◆ What this task involves: Search each line below for the word "inertia" and list those that contain it.

◆ Supplied records:
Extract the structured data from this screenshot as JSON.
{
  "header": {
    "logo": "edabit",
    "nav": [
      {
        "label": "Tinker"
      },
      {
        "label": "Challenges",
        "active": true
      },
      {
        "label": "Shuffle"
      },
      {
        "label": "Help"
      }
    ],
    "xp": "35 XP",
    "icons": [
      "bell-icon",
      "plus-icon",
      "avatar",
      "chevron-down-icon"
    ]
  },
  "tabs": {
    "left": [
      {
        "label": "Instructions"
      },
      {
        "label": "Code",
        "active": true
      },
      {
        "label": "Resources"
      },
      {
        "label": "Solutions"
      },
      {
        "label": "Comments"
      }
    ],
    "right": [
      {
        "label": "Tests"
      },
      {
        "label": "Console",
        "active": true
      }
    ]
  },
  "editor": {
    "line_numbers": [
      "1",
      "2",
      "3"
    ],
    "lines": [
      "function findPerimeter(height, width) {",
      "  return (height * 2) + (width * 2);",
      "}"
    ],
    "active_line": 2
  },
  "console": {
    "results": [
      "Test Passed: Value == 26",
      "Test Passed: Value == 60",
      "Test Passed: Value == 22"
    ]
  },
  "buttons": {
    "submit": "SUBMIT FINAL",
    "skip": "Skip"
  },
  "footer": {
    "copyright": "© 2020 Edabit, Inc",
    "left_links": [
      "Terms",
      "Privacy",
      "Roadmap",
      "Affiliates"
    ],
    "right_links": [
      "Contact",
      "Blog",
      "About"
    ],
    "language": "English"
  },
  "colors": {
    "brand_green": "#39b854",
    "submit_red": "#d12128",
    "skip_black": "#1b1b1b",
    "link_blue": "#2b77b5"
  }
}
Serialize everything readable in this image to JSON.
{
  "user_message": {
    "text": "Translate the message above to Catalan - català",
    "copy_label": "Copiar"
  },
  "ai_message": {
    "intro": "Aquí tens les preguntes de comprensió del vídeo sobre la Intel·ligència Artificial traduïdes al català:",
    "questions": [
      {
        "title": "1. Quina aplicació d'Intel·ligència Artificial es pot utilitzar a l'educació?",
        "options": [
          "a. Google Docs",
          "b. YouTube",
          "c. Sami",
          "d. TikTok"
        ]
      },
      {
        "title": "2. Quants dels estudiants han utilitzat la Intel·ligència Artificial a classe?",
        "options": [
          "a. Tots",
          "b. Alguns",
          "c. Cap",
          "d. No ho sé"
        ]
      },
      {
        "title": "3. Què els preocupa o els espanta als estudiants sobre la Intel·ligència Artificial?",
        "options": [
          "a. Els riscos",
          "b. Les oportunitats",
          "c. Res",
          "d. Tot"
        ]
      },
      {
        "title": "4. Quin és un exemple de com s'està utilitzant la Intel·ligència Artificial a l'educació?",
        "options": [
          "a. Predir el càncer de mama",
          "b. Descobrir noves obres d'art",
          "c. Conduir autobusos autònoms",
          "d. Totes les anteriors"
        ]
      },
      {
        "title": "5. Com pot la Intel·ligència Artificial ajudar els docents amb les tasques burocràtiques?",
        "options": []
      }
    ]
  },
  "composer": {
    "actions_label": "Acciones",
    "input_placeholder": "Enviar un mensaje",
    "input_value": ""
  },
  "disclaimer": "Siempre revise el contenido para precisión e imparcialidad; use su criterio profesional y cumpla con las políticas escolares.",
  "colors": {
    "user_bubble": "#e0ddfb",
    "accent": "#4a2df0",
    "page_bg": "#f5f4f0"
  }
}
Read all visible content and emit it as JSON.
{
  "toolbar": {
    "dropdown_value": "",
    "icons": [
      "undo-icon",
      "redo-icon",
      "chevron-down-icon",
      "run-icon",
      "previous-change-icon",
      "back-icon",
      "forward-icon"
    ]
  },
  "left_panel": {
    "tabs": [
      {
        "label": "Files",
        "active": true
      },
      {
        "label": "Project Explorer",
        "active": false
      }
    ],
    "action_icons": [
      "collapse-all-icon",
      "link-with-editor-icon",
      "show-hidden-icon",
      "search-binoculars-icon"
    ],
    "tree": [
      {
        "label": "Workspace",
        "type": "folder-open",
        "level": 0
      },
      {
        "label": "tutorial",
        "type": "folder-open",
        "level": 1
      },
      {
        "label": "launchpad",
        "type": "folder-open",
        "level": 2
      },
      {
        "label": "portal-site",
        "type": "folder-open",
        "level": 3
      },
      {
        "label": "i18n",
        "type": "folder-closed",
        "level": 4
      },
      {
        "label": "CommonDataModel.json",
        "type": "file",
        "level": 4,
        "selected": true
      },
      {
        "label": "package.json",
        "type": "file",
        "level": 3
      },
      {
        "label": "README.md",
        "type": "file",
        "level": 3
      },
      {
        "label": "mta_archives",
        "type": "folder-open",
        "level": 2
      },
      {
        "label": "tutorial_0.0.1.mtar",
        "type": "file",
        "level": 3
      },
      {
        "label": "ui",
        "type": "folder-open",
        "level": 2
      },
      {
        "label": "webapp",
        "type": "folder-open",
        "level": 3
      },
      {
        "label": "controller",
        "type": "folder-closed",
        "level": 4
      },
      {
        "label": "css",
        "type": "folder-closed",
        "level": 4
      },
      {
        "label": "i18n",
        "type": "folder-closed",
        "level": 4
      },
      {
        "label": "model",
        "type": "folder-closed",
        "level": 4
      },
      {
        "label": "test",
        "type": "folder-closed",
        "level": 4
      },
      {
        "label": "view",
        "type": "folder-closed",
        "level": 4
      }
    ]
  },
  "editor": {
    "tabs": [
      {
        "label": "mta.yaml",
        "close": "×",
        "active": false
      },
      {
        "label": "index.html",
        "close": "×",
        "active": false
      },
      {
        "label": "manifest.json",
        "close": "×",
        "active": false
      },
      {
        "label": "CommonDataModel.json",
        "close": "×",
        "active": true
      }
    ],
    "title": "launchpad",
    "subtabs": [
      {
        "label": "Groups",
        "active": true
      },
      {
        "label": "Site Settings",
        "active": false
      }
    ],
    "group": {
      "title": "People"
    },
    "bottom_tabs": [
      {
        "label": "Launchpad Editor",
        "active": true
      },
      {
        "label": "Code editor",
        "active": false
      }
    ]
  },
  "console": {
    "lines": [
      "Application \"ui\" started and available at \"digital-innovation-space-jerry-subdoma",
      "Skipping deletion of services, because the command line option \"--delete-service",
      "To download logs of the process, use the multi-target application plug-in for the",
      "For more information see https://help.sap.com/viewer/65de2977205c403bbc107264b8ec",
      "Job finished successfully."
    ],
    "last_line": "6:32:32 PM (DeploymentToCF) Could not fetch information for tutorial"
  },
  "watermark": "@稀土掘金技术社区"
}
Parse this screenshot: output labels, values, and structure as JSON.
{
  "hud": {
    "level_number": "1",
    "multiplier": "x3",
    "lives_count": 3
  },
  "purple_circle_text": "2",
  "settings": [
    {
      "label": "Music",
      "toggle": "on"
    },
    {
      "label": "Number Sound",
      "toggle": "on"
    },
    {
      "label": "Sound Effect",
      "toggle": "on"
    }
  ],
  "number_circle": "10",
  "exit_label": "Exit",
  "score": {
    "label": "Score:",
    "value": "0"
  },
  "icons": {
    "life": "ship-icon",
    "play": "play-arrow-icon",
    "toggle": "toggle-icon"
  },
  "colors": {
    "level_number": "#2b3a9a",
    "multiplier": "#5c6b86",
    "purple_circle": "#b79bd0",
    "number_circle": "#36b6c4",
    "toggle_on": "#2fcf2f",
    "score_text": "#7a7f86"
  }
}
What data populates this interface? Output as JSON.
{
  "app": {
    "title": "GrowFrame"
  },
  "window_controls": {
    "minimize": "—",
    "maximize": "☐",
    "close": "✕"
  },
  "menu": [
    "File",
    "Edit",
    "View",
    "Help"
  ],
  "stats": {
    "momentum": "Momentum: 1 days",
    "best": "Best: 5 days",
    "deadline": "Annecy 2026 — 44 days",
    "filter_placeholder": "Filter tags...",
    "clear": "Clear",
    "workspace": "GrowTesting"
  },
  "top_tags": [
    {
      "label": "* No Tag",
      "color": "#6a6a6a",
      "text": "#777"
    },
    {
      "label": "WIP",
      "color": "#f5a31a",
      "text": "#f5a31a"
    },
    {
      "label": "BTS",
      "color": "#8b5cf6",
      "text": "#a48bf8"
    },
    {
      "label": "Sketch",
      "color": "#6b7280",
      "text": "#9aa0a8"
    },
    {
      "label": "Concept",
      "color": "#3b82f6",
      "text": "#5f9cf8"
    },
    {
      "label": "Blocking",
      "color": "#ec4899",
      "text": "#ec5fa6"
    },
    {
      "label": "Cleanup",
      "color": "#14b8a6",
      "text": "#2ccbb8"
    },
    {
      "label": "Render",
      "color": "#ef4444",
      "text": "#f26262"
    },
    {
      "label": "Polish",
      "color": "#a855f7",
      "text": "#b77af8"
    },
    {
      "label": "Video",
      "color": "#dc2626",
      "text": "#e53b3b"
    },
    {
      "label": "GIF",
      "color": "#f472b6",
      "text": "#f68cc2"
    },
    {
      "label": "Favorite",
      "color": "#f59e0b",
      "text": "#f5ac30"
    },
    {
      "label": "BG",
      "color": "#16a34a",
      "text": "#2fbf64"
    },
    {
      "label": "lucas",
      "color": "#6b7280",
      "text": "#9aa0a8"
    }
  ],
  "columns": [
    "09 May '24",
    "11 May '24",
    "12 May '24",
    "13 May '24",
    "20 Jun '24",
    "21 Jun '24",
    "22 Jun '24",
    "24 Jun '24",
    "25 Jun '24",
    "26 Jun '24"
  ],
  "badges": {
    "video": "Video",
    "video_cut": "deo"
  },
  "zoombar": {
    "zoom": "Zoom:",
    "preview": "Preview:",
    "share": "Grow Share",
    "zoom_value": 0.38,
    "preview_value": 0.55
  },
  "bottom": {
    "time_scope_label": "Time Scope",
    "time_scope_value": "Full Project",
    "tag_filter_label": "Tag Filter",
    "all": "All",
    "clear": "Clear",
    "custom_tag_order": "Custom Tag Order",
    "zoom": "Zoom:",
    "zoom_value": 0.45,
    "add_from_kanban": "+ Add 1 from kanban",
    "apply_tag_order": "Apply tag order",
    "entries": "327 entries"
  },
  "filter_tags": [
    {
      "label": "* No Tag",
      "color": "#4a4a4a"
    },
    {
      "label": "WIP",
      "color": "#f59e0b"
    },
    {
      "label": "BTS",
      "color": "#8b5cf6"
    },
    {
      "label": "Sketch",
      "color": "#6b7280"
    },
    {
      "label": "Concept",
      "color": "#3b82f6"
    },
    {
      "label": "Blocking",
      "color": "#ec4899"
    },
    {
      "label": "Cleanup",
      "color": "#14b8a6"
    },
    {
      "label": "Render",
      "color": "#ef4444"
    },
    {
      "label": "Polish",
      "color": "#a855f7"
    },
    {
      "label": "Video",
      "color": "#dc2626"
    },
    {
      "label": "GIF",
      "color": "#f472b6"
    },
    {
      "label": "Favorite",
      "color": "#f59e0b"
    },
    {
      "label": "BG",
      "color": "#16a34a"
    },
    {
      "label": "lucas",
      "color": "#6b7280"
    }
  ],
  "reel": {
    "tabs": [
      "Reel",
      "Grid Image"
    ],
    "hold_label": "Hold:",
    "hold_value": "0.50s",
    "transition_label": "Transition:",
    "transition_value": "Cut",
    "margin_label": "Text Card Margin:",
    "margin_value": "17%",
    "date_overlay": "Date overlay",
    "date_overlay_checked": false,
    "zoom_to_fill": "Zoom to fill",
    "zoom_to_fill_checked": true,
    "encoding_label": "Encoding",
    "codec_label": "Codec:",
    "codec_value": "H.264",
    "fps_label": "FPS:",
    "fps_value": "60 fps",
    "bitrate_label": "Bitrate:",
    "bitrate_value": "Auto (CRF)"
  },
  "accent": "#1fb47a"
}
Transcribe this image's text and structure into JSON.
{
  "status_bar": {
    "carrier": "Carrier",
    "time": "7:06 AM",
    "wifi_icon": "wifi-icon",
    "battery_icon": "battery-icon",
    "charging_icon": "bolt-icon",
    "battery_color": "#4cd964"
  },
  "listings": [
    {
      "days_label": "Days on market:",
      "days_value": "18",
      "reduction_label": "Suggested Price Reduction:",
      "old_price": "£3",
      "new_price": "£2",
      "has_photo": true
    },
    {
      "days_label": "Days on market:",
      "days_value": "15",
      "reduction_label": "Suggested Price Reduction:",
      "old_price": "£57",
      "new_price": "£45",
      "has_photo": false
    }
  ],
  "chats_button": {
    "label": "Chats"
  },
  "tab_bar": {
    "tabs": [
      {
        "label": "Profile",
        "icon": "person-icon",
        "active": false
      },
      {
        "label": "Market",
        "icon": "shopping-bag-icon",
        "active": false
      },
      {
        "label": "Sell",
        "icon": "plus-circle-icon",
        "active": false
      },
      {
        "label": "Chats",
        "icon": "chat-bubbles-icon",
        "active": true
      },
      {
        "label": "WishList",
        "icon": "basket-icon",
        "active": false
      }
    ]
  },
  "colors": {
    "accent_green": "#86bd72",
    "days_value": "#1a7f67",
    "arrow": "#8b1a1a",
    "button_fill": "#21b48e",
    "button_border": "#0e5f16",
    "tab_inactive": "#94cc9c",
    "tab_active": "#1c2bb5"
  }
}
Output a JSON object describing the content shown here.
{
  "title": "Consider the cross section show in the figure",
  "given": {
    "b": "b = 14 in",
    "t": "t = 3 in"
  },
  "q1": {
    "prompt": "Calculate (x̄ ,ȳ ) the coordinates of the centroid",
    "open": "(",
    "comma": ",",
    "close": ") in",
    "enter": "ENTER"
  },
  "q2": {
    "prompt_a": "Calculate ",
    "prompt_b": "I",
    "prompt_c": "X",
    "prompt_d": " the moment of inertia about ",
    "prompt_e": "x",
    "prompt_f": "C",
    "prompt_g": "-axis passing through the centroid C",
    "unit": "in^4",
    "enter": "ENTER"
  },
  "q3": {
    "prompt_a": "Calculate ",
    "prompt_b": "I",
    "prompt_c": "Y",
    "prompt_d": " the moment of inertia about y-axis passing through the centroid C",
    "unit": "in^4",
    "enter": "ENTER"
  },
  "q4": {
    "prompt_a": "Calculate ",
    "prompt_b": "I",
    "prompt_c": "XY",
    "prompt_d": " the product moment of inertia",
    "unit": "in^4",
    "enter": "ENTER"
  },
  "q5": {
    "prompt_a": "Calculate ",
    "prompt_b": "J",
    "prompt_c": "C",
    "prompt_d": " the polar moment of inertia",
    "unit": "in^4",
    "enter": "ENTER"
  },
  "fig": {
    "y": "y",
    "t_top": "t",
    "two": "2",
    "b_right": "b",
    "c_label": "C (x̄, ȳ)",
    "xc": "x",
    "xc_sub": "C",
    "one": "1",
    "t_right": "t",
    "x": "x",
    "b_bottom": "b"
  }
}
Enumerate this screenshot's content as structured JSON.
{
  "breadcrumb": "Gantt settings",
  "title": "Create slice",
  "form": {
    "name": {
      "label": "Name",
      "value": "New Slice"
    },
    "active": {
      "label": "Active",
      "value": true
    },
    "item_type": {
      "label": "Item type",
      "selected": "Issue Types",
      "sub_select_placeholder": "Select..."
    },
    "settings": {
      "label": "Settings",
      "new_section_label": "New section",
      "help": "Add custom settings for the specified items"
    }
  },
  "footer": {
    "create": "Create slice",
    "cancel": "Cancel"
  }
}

◆ Written response:
    "prompt_d": " the moment of inertia about ",
    "prompt_d": " the moment of inertia about y-axis passing through the centroid C",
    "prompt_d": " the product moment of inertia",
    "prompt_d": " the polar moment of inertia",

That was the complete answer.